§ **SOURCE MATERIAL**:
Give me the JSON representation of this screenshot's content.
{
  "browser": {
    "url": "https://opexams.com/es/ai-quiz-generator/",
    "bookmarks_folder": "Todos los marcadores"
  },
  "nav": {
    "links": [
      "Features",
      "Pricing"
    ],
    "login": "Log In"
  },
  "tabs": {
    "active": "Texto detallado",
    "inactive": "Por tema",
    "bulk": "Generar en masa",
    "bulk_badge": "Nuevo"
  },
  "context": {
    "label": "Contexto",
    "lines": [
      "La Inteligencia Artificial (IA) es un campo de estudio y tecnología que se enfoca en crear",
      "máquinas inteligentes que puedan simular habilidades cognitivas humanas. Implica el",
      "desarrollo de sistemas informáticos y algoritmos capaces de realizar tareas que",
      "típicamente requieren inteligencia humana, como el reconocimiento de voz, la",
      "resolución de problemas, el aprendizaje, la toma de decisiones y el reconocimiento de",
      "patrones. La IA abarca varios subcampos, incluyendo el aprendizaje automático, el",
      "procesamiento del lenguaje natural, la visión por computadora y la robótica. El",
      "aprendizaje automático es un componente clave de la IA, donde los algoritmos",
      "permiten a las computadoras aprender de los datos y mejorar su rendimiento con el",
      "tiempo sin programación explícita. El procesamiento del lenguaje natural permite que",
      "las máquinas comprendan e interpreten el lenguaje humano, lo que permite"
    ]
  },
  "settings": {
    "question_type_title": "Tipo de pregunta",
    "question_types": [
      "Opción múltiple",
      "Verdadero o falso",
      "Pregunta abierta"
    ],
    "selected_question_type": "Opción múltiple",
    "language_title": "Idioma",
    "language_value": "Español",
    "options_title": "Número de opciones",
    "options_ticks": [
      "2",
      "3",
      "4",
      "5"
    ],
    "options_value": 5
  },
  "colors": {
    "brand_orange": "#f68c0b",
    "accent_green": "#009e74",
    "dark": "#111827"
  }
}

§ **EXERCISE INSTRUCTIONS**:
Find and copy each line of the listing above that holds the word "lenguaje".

§ **EXERCISE OUTPUT**:
      "procesamiento del lenguaje natural, la visión por computadora y la robótica. El",
      "tiempo sin programación explícita. El procesamiento del lenguaje natural permite que",
      "las máquinas comprendan e interpreten el lenguaje humano, lo que permite"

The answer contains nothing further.